Here’s a weird thing: We are all so excited about Janet Mock, about Laverne Cox, about CeCe MacDonald, about Laura Jane Grace — all of these fantastic trans women who have become famous over the past few years, and yet, in our excitement about why their fame is good (in part because their stories help an ignorant public understand that trans women are human beings), we haven’t talked about why their absence from the public eye was bad (because an ignorant public doesn’t think that trans women are human beings!). And that popular misconception — that trans women are less than human — doesn’t come from nowhere. It emerges from culture, which manifests in media. So if it’s ok be excited about Janet Mock in mass media, why is it not okay to be pissed off about transmisogyny in mass media? If media doesn’t matter, then neither does Janet Mock. And Janet Mock clearly matters.
I’m not advocating censorship (and I do not think critique is the same as censorship), nor am I advocating a world where we pretend that language doesn’t create meaning (which is what a lot of this backlash suggests). I’m asking us all to reconcile our commitment to free expression with our commitment to a culture that respects the most precarious among us — like, REALLY try to integrate those two things together.
Even further, I’d like us to consider the value of a trans/queer revolution that forces us to change the way we talk, the way we think, the way we treat each other, and the way we imagine the world. Like any revolution, not all of it is easy, and not all of it is even good, but let’s not dismiss it out of hand.

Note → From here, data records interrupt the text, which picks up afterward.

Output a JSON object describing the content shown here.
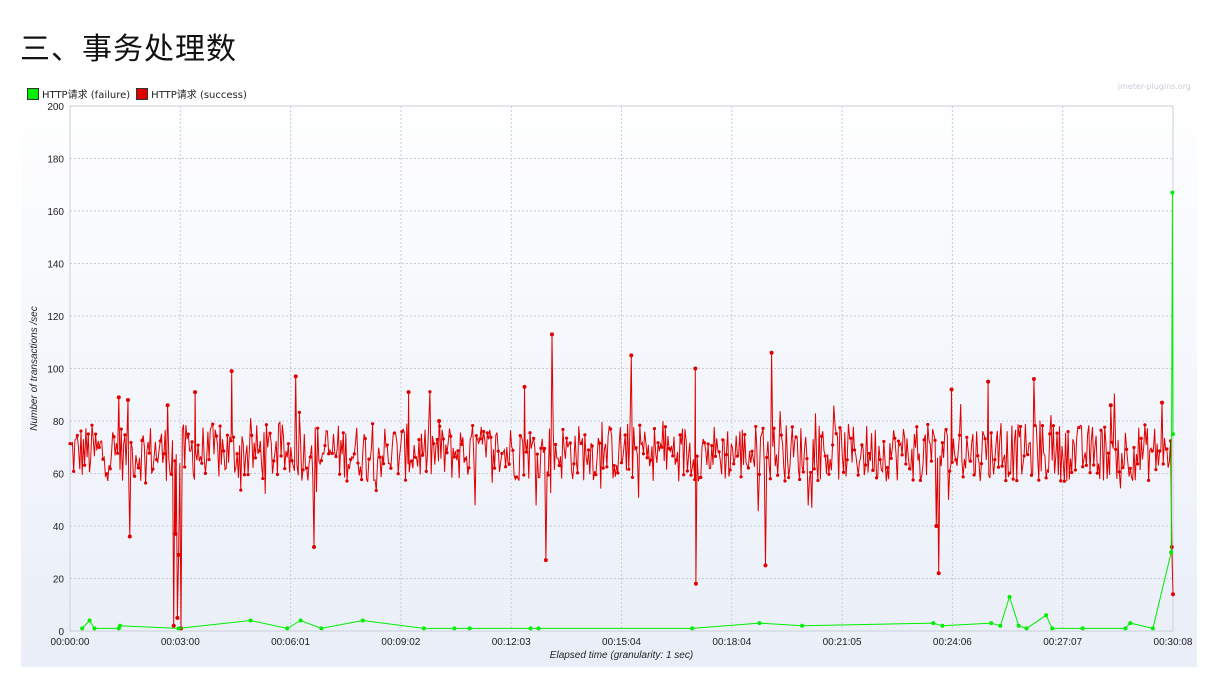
{
  "heading": "三、事务处理数",
  "watermark": "jmeter-plugins.org",
  "legend": [
    {
      "label": "HTTP请求 (failure)",
      "color": "#00ee00"
    },
    {
      "label": "HTTP请求 (success)",
      "color": "#e00000"
    }
  ],
  "chart_data": {
    "type": "line",
    "xlabel": "Elapsed time (granularity: 1 sec)",
    "ylabel": "Number of transactions /sec",
    "ylim": [
      0,
      200
    ],
    "xlim_seconds": [
      0,
      1808
    ],
    "y_ticks": [
      "0",
      "20",
      "40",
      "60",
      "80",
      "100",
      "120",
      "140",
      "160",
      "180",
      "200"
    ],
    "x_ticks": [
      "00:00:00",
      "00:03:00",
      "00:06:01",
      "00:09:02",
      "00:12:03",
      "00:15:04",
      "00:18:04",
      "00:21:05",
      "00:24:06",
      "00:27:07",
      "00:30:08"
    ],
    "grid": true,
    "legend_position": "top-left",
    "series": [
      {
        "name": "HTTP请求 (failure)",
        "color": "#00ee00",
        "points": [
          [
            20,
            1
          ],
          [
            32,
            4
          ],
          [
            40,
            1
          ],
          [
            80,
            1
          ],
          [
            82,
            2
          ],
          [
            178,
            1
          ],
          [
            296,
            4
          ],
          [
            356,
            1
          ],
          [
            378,
            4
          ],
          [
            412,
            1
          ],
          [
            480,
            4
          ],
          [
            580,
            1
          ],
          [
            630,
            1
          ],
          [
            655,
            1
          ],
          [
            755,
            1
          ],
          [
            768,
            1
          ],
          [
            1020,
            1
          ],
          [
            1130,
            3
          ],
          [
            1200,
            2
          ],
          [
            1415,
            3
          ],
          [
            1430,
            2
          ],
          [
            1510,
            3
          ],
          [
            1525,
            2
          ],
          [
            1540,
            13
          ],
          [
            1555,
            2
          ],
          [
            1568,
            1
          ],
          [
            1600,
            6
          ],
          [
            1610,
            1
          ],
          [
            1660,
            1
          ],
          [
            1730,
            1
          ],
          [
            1738,
            3
          ],
          [
            1775,
            1
          ],
          [
            1805,
            30
          ],
          [
            1807,
            167
          ],
          [
            1808,
            75
          ]
        ]
      },
      {
        "name": "HTTP请求 (success)",
        "color": "#e00000",
        "markers": [
          [
            80,
            89
          ],
          [
            95,
            88
          ],
          [
            98,
            36
          ],
          [
            160,
            86
          ],
          [
            170,
            2
          ],
          [
            173,
            37
          ],
          [
            176,
            5
          ],
          [
            178,
            29
          ],
          [
            182,
            1
          ],
          [
            205,
            91
          ],
          [
            265,
            99
          ],
          [
            370,
            97
          ],
          [
            400,
            32
          ],
          [
            555,
            91
          ],
          [
            605,
            80
          ],
          [
            745,
            93
          ],
          [
            780,
            27
          ],
          [
            790,
            113
          ],
          [
            920,
            105
          ],
          [
            1025,
            100
          ],
          [
            1026,
            18
          ],
          [
            1150,
            106
          ],
          [
            1140,
            25
          ],
          [
            1445,
            92
          ],
          [
            1420,
            40
          ],
          [
            1424,
            22
          ],
          [
            1505,
            95
          ],
          [
            1580,
            96
          ],
          [
            1706,
            86
          ],
          [
            1790,
            87
          ],
          [
            1806,
            32
          ],
          [
            1808,
            14
          ]
        ]
      }
    ]
  }
}
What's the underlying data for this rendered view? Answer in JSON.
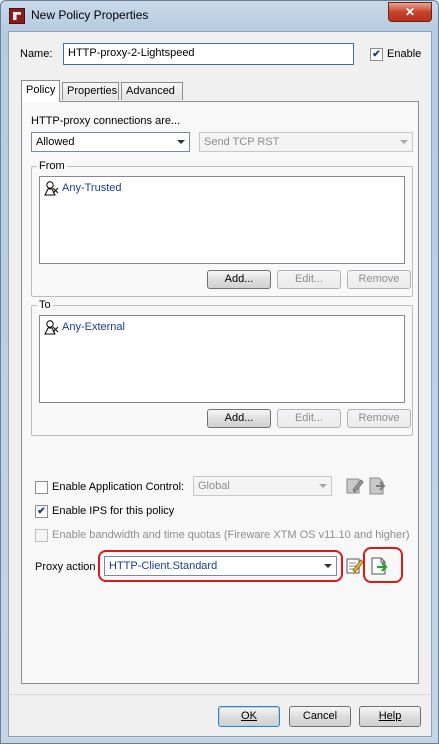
{
  "window": {
    "title": "New Policy Properties",
    "close_label": "✕"
  },
  "name_row": {
    "label": "Name:",
    "value": "HTTP-proxy-2-Lightspeed",
    "enable_label": "Enable",
    "enable_checked": true
  },
  "tabs": [
    {
      "label": "Policy",
      "active": true
    },
    {
      "label": "Properties",
      "active": false
    },
    {
      "label": "Advanced",
      "active": false
    }
  ],
  "policy": {
    "connections_label": "HTTP-proxy connections are...",
    "action_value": "Allowed",
    "reject_value": "Send TCP RST",
    "from": {
      "legend": "From",
      "items": [
        "Any-Trusted"
      ],
      "add_label": "Add...",
      "edit_label": "Edit...",
      "remove_label": "Remove"
    },
    "to": {
      "legend": "To",
      "items": [
        "Any-External"
      ],
      "add_label": "Add...",
      "edit_label": "Edit...",
      "remove_label": "Remove"
    },
    "app_control": {
      "label": "Enable Application Control:",
      "checked": false,
      "value": "Global"
    },
    "ips": {
      "label": "Enable IPS for this policy",
      "checked": true
    },
    "bandwidth": {
      "label": "Enable bandwidth and time quotas (Fireware XTM OS v11.10 and higher)",
      "checked": false
    },
    "proxy_action": {
      "label": "Proxy action",
      "value": "HTTP-Client.Standard"
    }
  },
  "footer": {
    "ok_label": "OK",
    "cancel_label": "Cancel",
    "help_label": "Help"
  },
  "colors": {
    "highlight": "#d9191c",
    "link_text": "#1a3b8f",
    "checkmark": "#1d3a7a"
  }
}
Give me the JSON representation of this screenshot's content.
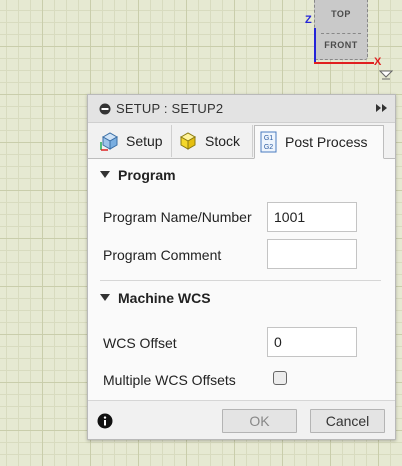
{
  "viewcube": {
    "top_label": "TOP",
    "front_label": "FRONT",
    "axis_z": "Z",
    "axis_x": "X",
    "colors": {
      "z_axis": "#2424d8",
      "x_axis": "#e02020"
    }
  },
  "dialog": {
    "title": "SETUP : SETUP2",
    "tabs": [
      {
        "label": "Setup",
        "icon": "setup-cube-icon",
        "active": false
      },
      {
        "label": "Stock",
        "icon": "stock-box-icon",
        "active": false
      },
      {
        "label": "Post Process",
        "icon": "g1-g2-icon",
        "icon_text": [
          "G1",
          "G2"
        ],
        "active": true
      }
    ],
    "sections": {
      "program": {
        "title": "Program",
        "name_label": "Program Name/Number",
        "name_value": "1001",
        "comment_label": "Program Comment",
        "comment_value": ""
      },
      "machine_wcs": {
        "title": "Machine WCS",
        "wcs_offset_label": "WCS Offset",
        "wcs_offset_value": "0",
        "multiple_label": "Multiple WCS Offsets",
        "multiple_checked": false
      }
    },
    "buttons": {
      "ok": "OK",
      "cancel": "Cancel"
    }
  }
}
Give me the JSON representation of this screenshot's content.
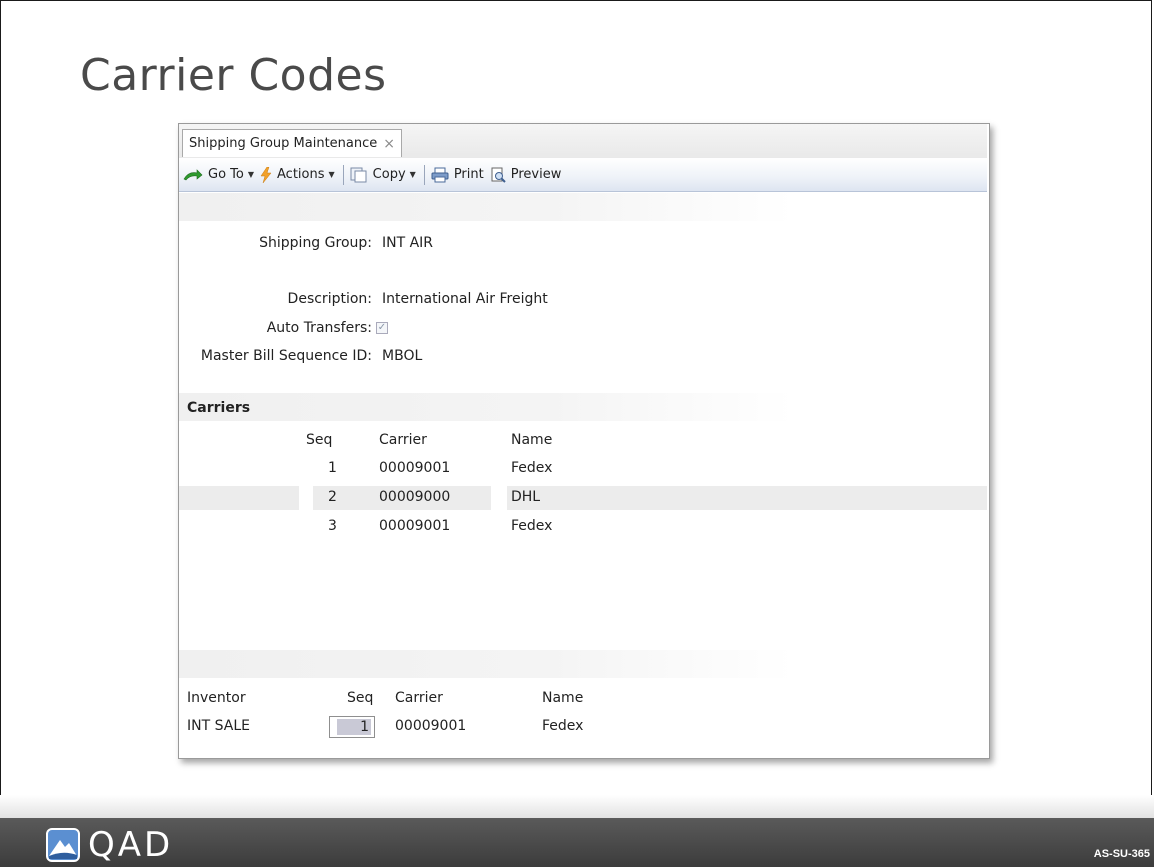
{
  "slide": {
    "title": "Carrier Codes",
    "doc_code": "AS-SU-365",
    "logo_text": "QAD"
  },
  "window": {
    "tab_label": "Shipping Group Maintenance",
    "tab_close": "×",
    "toolbar": {
      "goto": "Go To",
      "actions": "Actions",
      "copy": "Copy",
      "print": "Print",
      "preview": "Preview"
    }
  },
  "form": {
    "shipping_group_label": "Shipping Group:",
    "shipping_group_value": "INT AIR",
    "description_label": "Description:",
    "description_value": "International Air Freight",
    "auto_transfers_label": "Auto Transfers:",
    "auto_transfers_checked": true,
    "master_bill_label": "Master Bill Sequence ID:",
    "master_bill_value": "MBOL"
  },
  "carriers": {
    "section_title": "Carriers",
    "headers": {
      "seq": "Seq",
      "carrier": "Carrier",
      "name": "Name"
    },
    "rows": [
      {
        "seq": "1",
        "carrier": "00009001",
        "name": "Fedex"
      },
      {
        "seq": "2",
        "carrier": "00009000",
        "name": "DHL"
      },
      {
        "seq": "3",
        "carrier": "00009001",
        "name": "Fedex"
      }
    ],
    "highlighted_row": 2
  },
  "inventory": {
    "headers": {
      "inventor": "Inventor",
      "seq": "Seq",
      "carrier": "Carrier",
      "name": "Name"
    },
    "row": {
      "inventor": "INT SALE",
      "seq": "1",
      "carrier": "00009001",
      "name": "Fedex"
    }
  },
  "colors": {
    "footer": "#4a4a4a",
    "title": "#4a4a4a",
    "toolbar_accent": "#dde5f1"
  }
}
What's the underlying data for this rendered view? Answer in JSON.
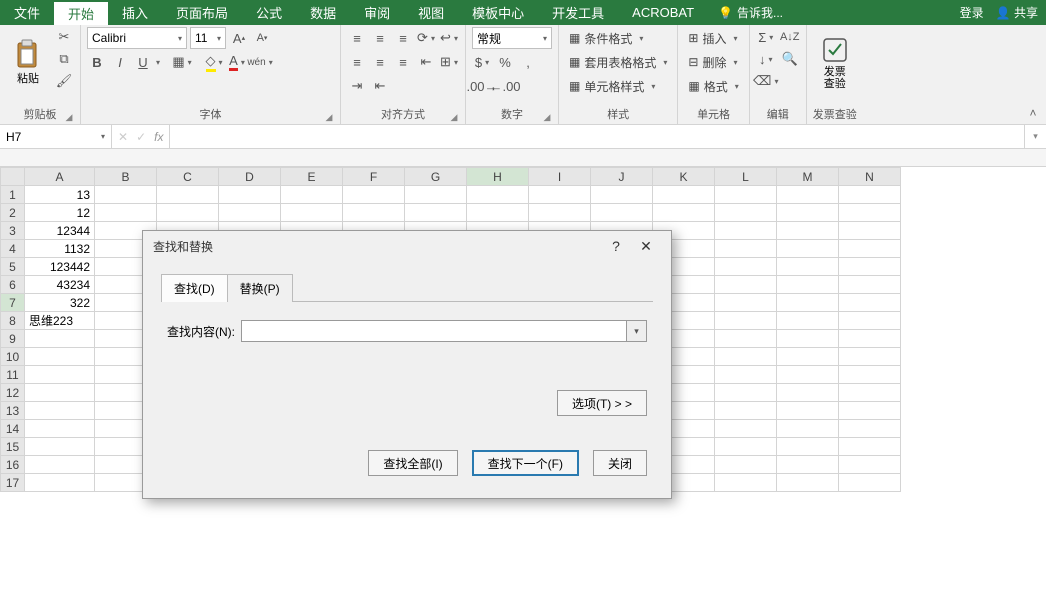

I could end there, but I also just wanna say: I totally get Jack’s citation of Justin Vivian Bond’s defense of “tranny.” And I think the way folks like Justin Vivian, Our Lady J and Jayne County have been attacked by other trans women online has been really ugly and misguided. But I’d also like to cite Justin Vivian’s defense of v’s own personal pronouns, and the controversy that erupted a few years ago when a cis gay reporter relentlessly mispronouned Justin Vivian in a profile in New York Magazine, and used other language that exoticized and misrepresented v’s gender (http://justinbond.com/?p=614 ). This moment was controversial, not just because an individual person was being disrespected, but because the piece in question was performing that disrespect in a meaningful and instructional way, and was miseducating straight and cis audiences about trans issues. And when Justin Vivian protested (with tremendous poise and wit), the outrage from the cis gay world (“You’re attacking your allies!”, “You’re asking too much!”, “WE’RE NOT THE ENEMY,” etc.) sounded a lot like the backlash happening within the queer and trans world today. I AM TOTALLY NOT SAYING THEY ARE THE SAME SITUATION (THERE ARE MANY IMPORTANT DIFFERENCES) - I’m just saying that I don’t think these issues are black and white, and I am concerned that the anti-call-out backlash (the calling out of calling out) is minimizing the value of critique, and making all callers-out sound like - as fictional Jock Halberslam might put it - “pussies.”